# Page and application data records
Start of Block

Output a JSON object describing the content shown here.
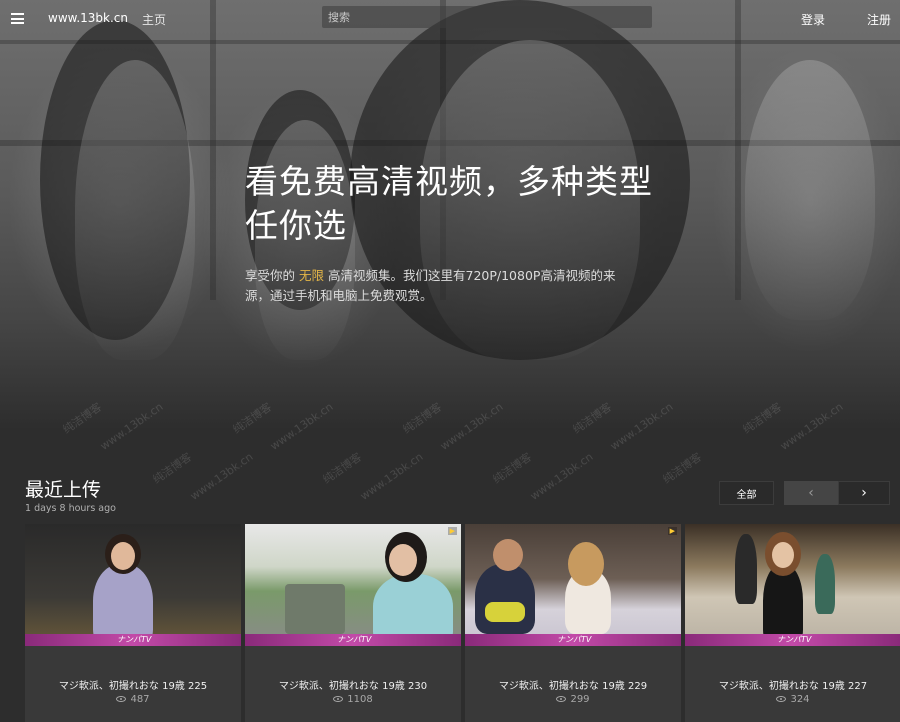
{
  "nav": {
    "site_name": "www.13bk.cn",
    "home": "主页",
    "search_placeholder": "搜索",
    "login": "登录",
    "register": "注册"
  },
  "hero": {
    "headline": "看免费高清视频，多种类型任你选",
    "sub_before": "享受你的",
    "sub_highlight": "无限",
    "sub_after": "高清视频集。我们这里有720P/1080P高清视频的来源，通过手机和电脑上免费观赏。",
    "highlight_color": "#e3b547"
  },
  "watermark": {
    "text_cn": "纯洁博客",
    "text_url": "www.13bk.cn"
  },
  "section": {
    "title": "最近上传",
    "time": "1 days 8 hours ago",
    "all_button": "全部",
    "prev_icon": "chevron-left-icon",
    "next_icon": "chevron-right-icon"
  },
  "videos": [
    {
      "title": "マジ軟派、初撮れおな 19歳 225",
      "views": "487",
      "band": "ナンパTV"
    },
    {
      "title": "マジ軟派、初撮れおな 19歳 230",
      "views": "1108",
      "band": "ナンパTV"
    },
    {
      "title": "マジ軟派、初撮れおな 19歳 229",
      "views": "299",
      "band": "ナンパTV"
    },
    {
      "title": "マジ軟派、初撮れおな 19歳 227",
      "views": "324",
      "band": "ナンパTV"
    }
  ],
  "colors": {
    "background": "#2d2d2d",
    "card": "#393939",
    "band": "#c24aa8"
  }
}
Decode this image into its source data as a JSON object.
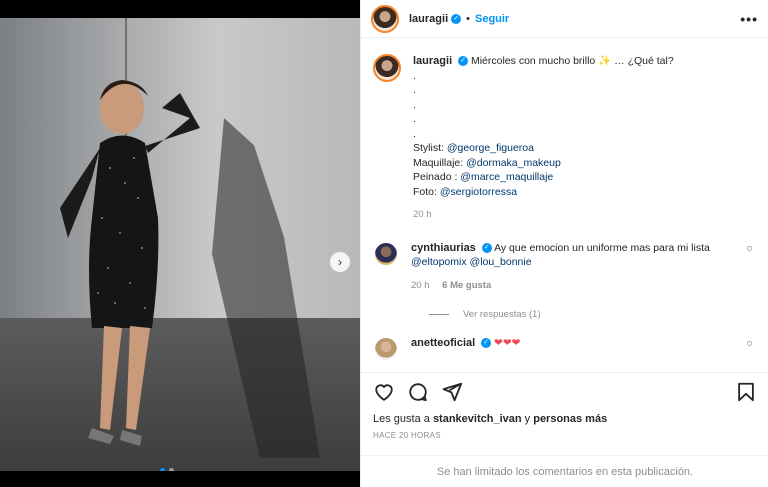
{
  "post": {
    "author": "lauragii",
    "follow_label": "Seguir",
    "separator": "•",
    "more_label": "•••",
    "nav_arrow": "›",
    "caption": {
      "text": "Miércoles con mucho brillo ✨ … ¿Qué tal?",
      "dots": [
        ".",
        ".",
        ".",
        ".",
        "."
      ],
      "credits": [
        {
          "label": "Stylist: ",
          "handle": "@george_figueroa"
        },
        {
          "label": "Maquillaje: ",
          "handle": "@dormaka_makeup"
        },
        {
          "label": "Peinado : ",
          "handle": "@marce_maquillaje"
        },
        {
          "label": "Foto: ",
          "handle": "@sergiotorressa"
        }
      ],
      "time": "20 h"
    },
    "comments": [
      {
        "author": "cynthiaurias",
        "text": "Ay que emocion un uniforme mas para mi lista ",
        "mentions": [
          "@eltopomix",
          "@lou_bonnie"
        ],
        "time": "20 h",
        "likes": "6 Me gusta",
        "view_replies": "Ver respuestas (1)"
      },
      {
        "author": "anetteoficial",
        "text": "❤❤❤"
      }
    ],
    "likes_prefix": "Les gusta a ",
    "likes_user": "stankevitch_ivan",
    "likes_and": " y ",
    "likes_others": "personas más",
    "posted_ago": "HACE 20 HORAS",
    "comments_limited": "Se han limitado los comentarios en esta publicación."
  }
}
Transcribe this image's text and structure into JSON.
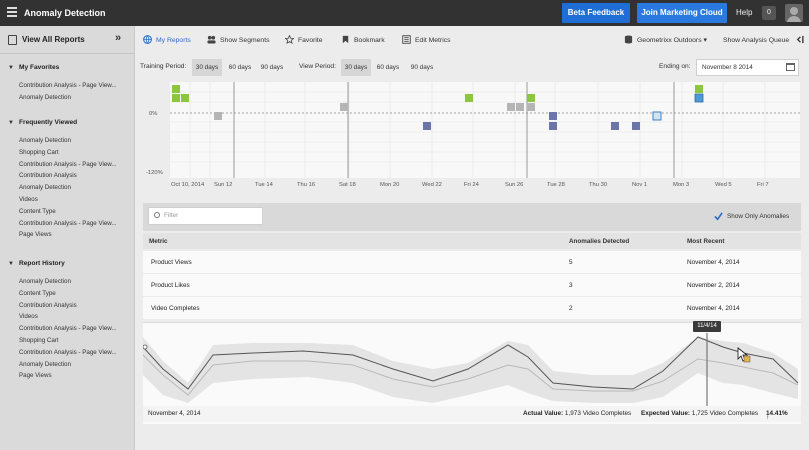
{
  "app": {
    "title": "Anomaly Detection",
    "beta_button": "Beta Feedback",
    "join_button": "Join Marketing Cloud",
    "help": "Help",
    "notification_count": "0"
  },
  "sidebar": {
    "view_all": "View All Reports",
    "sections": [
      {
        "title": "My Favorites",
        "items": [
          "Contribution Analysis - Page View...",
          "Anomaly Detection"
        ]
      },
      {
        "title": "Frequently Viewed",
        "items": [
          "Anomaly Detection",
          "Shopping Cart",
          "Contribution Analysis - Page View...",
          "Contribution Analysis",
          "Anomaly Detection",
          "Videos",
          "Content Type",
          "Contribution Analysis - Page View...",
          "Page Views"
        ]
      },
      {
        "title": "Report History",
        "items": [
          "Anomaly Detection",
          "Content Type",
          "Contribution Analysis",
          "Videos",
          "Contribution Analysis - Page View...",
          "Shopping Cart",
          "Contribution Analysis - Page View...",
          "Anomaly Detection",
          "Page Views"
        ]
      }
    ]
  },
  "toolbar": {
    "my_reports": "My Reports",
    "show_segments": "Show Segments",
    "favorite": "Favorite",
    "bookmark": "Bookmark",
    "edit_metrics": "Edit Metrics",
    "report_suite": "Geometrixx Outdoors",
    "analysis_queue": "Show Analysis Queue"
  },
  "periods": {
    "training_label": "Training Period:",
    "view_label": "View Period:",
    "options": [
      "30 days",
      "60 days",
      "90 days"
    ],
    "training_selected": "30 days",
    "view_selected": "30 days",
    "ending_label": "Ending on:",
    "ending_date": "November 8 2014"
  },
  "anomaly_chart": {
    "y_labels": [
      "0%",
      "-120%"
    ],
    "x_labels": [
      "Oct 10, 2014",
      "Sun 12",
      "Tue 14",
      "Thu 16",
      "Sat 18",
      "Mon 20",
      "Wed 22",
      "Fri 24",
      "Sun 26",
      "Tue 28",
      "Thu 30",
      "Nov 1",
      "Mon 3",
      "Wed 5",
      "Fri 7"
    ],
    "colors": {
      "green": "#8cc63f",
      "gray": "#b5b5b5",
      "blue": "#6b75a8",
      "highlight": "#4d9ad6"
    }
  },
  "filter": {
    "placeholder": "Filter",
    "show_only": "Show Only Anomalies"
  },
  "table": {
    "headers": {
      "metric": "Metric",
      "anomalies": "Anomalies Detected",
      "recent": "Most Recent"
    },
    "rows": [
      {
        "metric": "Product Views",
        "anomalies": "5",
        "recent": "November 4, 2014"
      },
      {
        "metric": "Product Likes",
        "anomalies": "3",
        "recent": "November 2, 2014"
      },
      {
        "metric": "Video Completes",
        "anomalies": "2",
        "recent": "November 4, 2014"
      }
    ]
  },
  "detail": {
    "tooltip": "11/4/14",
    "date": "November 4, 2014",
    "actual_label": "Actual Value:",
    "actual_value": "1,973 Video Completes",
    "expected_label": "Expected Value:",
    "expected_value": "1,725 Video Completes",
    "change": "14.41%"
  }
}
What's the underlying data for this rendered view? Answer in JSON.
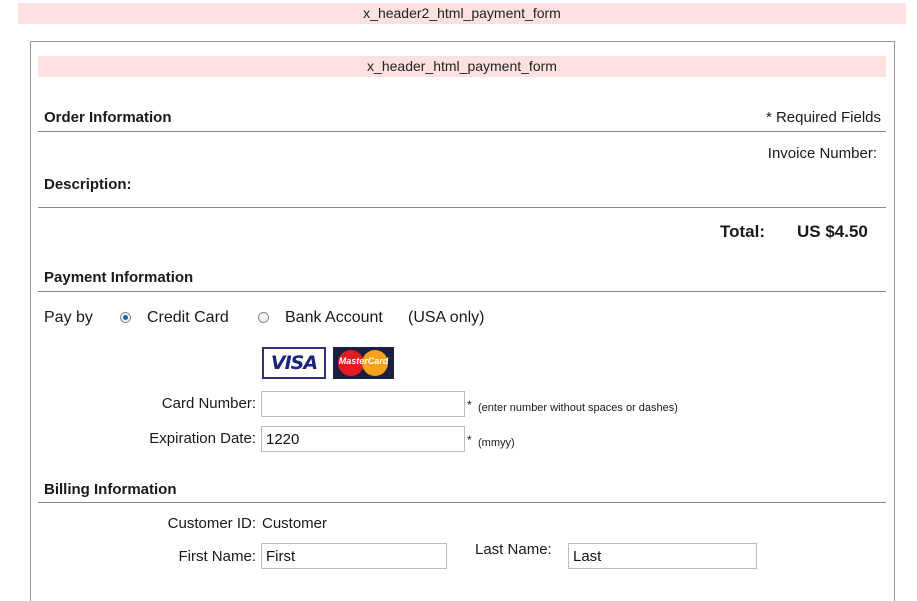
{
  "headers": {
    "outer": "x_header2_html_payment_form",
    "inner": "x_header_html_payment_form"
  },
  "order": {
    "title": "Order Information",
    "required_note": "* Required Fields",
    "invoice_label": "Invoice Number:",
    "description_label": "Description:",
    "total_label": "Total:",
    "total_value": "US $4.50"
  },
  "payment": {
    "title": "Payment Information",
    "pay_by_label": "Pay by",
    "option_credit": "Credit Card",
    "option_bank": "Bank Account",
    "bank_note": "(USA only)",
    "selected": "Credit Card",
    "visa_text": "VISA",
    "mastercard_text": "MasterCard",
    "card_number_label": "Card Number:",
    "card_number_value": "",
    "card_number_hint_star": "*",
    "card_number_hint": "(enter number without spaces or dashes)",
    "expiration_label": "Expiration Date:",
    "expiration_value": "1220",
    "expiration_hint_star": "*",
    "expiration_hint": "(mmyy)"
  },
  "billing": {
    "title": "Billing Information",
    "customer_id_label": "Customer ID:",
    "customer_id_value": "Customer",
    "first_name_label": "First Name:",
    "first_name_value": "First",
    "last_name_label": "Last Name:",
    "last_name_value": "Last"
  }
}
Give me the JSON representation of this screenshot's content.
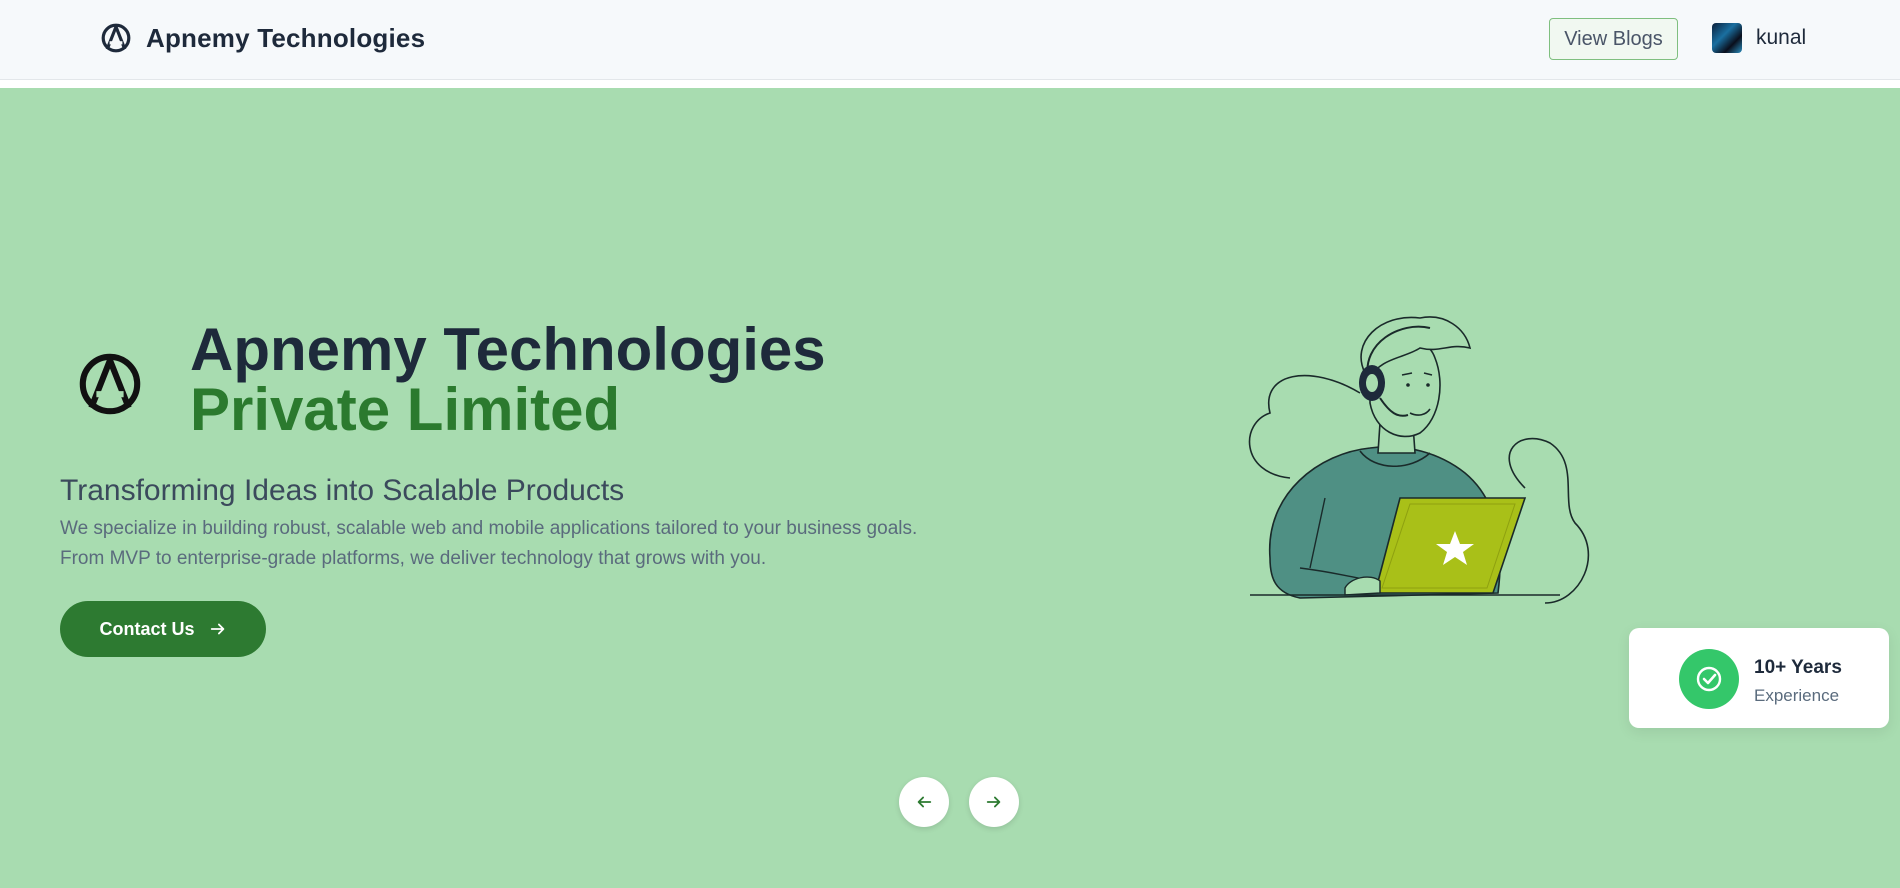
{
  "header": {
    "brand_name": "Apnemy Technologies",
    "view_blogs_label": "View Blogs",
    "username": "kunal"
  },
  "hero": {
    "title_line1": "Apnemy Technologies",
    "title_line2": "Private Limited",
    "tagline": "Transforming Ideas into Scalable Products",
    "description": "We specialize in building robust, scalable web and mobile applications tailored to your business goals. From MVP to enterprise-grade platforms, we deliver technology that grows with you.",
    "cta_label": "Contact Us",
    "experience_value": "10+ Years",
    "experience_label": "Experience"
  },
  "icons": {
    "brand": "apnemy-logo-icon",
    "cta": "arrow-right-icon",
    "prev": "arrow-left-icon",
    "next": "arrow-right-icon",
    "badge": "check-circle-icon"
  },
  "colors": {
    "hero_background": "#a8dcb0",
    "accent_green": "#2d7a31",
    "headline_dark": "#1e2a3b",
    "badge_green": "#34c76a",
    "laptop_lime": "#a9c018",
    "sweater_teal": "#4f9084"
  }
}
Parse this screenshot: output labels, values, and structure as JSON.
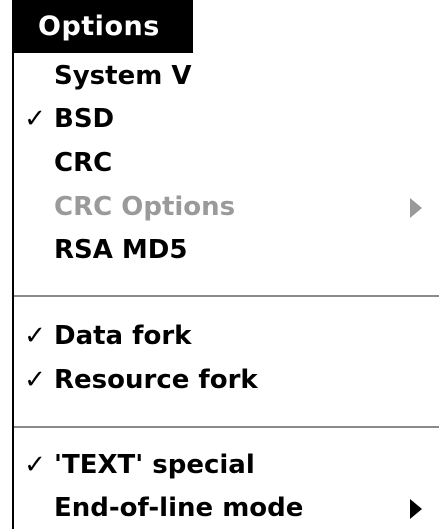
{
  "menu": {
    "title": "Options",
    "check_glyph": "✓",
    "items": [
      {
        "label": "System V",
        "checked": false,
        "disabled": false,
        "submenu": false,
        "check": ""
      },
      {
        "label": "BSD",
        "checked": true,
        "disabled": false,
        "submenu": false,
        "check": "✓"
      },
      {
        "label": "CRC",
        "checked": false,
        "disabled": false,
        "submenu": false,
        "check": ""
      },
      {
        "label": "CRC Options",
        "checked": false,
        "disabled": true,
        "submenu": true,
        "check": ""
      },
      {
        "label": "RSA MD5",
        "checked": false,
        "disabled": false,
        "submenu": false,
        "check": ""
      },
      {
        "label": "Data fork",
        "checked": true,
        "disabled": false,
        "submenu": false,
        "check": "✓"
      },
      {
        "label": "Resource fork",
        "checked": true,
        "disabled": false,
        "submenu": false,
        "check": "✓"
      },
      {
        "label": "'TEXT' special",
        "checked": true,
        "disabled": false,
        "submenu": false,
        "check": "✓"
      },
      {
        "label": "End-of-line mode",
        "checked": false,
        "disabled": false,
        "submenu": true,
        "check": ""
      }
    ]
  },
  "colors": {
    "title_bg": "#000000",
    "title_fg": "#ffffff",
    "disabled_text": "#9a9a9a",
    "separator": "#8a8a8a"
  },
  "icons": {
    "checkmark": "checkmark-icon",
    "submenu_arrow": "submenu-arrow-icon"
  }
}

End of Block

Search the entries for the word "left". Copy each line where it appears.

    "prev_icon": "chevron-left-icon",
    "prev": "arrow-left-icon",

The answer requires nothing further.